Jones also argues that al Qaeda and its affiliates "are increasingly capable of holding territory." He mentions Iraq, Somalia, and Yemen, but only Yemen's al Qaeda in the Arabian Peninsula is gaining territory. Al Qaeda in Iraq does not control any ground. And al-Shabab is actually losing ground in Somalia. On what basis can Jones argue that al Qaeda is expanding its control?

Jones's article is rife with such gaps in data and flaws in argumentation. Reading his essay, one is left with the impression that the United States and its allies have not had any successes against al Qaeda and that the terrorists are more active and dangerous than ever before.

Reality just doesn't bear out such an overly gloomy assessment. Examining the data empirically, which the American Security Project has done annually since 2006, shows a mixed bag of successes and setbacks in the struggle against terrorism. There is no factual basis on which to claim that al Qaeda is resurgent.

Fellow for Asymmetric Operations
American Security Project
Washington, D.C.

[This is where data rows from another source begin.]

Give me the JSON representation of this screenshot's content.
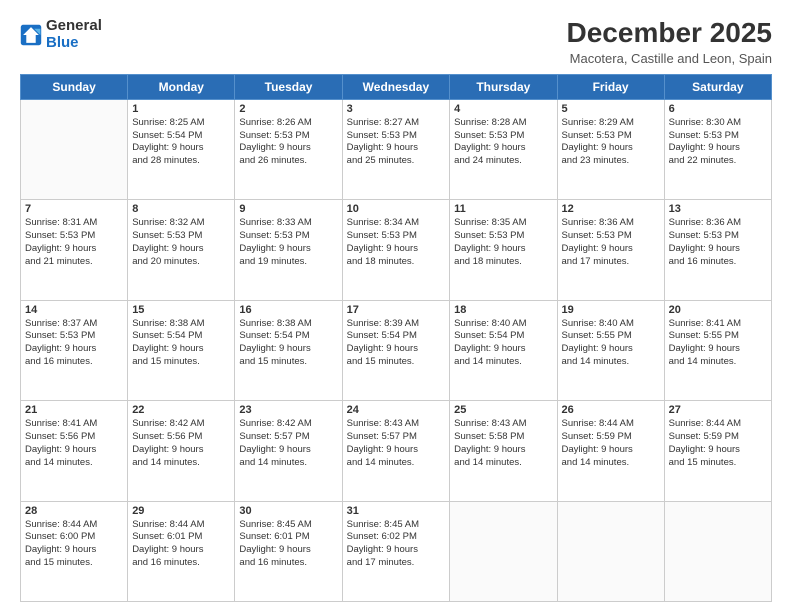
{
  "logo": {
    "general": "General",
    "blue": "Blue"
  },
  "header": {
    "title": "December 2025",
    "subtitle": "Macotera, Castille and Leon, Spain"
  },
  "days_of_week": [
    "Sunday",
    "Monday",
    "Tuesday",
    "Wednesday",
    "Thursday",
    "Friday",
    "Saturday"
  ],
  "weeks": [
    [
      {
        "num": "",
        "info": ""
      },
      {
        "num": "1",
        "info": "Sunrise: 8:25 AM\nSunset: 5:54 PM\nDaylight: 9 hours\nand 28 minutes."
      },
      {
        "num": "2",
        "info": "Sunrise: 8:26 AM\nSunset: 5:53 PM\nDaylight: 9 hours\nand 26 minutes."
      },
      {
        "num": "3",
        "info": "Sunrise: 8:27 AM\nSunset: 5:53 PM\nDaylight: 9 hours\nand 25 minutes."
      },
      {
        "num": "4",
        "info": "Sunrise: 8:28 AM\nSunset: 5:53 PM\nDaylight: 9 hours\nand 24 minutes."
      },
      {
        "num": "5",
        "info": "Sunrise: 8:29 AM\nSunset: 5:53 PM\nDaylight: 9 hours\nand 23 minutes."
      },
      {
        "num": "6",
        "info": "Sunrise: 8:30 AM\nSunset: 5:53 PM\nDaylight: 9 hours\nand 22 minutes."
      }
    ],
    [
      {
        "num": "7",
        "info": "Sunrise: 8:31 AM\nSunset: 5:53 PM\nDaylight: 9 hours\nand 21 minutes."
      },
      {
        "num": "8",
        "info": "Sunrise: 8:32 AM\nSunset: 5:53 PM\nDaylight: 9 hours\nand 20 minutes."
      },
      {
        "num": "9",
        "info": "Sunrise: 8:33 AM\nSunset: 5:53 PM\nDaylight: 9 hours\nand 19 minutes."
      },
      {
        "num": "10",
        "info": "Sunrise: 8:34 AM\nSunset: 5:53 PM\nDaylight: 9 hours\nand 18 minutes."
      },
      {
        "num": "11",
        "info": "Sunrise: 8:35 AM\nSunset: 5:53 PM\nDaylight: 9 hours\nand 18 minutes."
      },
      {
        "num": "12",
        "info": "Sunrise: 8:36 AM\nSunset: 5:53 PM\nDaylight: 9 hours\nand 17 minutes."
      },
      {
        "num": "13",
        "info": "Sunrise: 8:36 AM\nSunset: 5:53 PM\nDaylight: 9 hours\nand 16 minutes."
      }
    ],
    [
      {
        "num": "14",
        "info": "Sunrise: 8:37 AM\nSunset: 5:53 PM\nDaylight: 9 hours\nand 16 minutes."
      },
      {
        "num": "15",
        "info": "Sunrise: 8:38 AM\nSunset: 5:54 PM\nDaylight: 9 hours\nand 15 minutes."
      },
      {
        "num": "16",
        "info": "Sunrise: 8:38 AM\nSunset: 5:54 PM\nDaylight: 9 hours\nand 15 minutes."
      },
      {
        "num": "17",
        "info": "Sunrise: 8:39 AM\nSunset: 5:54 PM\nDaylight: 9 hours\nand 15 minutes."
      },
      {
        "num": "18",
        "info": "Sunrise: 8:40 AM\nSunset: 5:54 PM\nDaylight: 9 hours\nand 14 minutes."
      },
      {
        "num": "19",
        "info": "Sunrise: 8:40 AM\nSunset: 5:55 PM\nDaylight: 9 hours\nand 14 minutes."
      },
      {
        "num": "20",
        "info": "Sunrise: 8:41 AM\nSunset: 5:55 PM\nDaylight: 9 hours\nand 14 minutes."
      }
    ],
    [
      {
        "num": "21",
        "info": "Sunrise: 8:41 AM\nSunset: 5:56 PM\nDaylight: 9 hours\nand 14 minutes."
      },
      {
        "num": "22",
        "info": "Sunrise: 8:42 AM\nSunset: 5:56 PM\nDaylight: 9 hours\nand 14 minutes."
      },
      {
        "num": "23",
        "info": "Sunrise: 8:42 AM\nSunset: 5:57 PM\nDaylight: 9 hours\nand 14 minutes."
      },
      {
        "num": "24",
        "info": "Sunrise: 8:43 AM\nSunset: 5:57 PM\nDaylight: 9 hours\nand 14 minutes."
      },
      {
        "num": "25",
        "info": "Sunrise: 8:43 AM\nSunset: 5:58 PM\nDaylight: 9 hours\nand 14 minutes."
      },
      {
        "num": "26",
        "info": "Sunrise: 8:44 AM\nSunset: 5:59 PM\nDaylight: 9 hours\nand 14 minutes."
      },
      {
        "num": "27",
        "info": "Sunrise: 8:44 AM\nSunset: 5:59 PM\nDaylight: 9 hours\nand 15 minutes."
      }
    ],
    [
      {
        "num": "28",
        "info": "Sunrise: 8:44 AM\nSunset: 6:00 PM\nDaylight: 9 hours\nand 15 minutes."
      },
      {
        "num": "29",
        "info": "Sunrise: 8:44 AM\nSunset: 6:01 PM\nDaylight: 9 hours\nand 16 minutes."
      },
      {
        "num": "30",
        "info": "Sunrise: 8:45 AM\nSunset: 6:01 PM\nDaylight: 9 hours\nand 16 minutes."
      },
      {
        "num": "31",
        "info": "Sunrise: 8:45 AM\nSunset: 6:02 PM\nDaylight: 9 hours\nand 17 minutes."
      },
      {
        "num": "",
        "info": ""
      },
      {
        "num": "",
        "info": ""
      },
      {
        "num": "",
        "info": ""
      }
    ]
  ]
}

Seth G. Jones replies:

I thank Joshua Foust for his excellent comments. Unfortunately, he misconstrues my argument in several cases. My primary contention is that al Qaeda is not on the verge of "strategic defeat," as some have argued, and that it has been more resilient than many expected.

I do not argue that the al Qaeda-affiliated al-Shabab has gained ground in Somalia. Rather, I argue that it has retained control of territory in southern Somalia in the face of military action by Somalia's Transitional Federal Government, the African Union Mission in Somalia, and the U.S., Ethiopian, and Kenyan governments. Contrary to Foust's claims, al Qaeda in Iraq (AQI) has established a foothold in several parts of Iraq, allowing it to perpetrate an average of 25 suicide and car-bomb attacks per month since December 2011, up from 19 monthly in 2011, according to U.S. government estimates. AQI has also been involved in recent attacks in Syria.

In addition, the data Foust cites from the NCTC mix apples and oranges. The data show a decline in violence from all terrorist groups, not al Qaeda. I used data from the University of Maryland's START database, which show a slight increase in attacks by central al Qaeda and its affiliates in Iraq, North Africa, Somalia, and Yemen, between 2001 and 2010, the most recent year these incidents were reported. Contrary to Foust's claim, I point out that attacks are only one of several indicators of al Qaeda's capabilities. Others include the number of global franchises, control of territory, and popular support.

Al Qaeda is not a 10-foot-tall monster, and, as I argued, al Qaeda Central in Pakistan has been weakened. Its affiliates and allies, however, have attained a newfound status in areas like North Africa, consolidated a presence in places like Somalia, expanded in countries like Yemen, and propagated new links in countries like Nigeria. Policymakers and analysts have prematurely written al Qaeda's obituary too many times during the past decade. Let's not make this mistake again.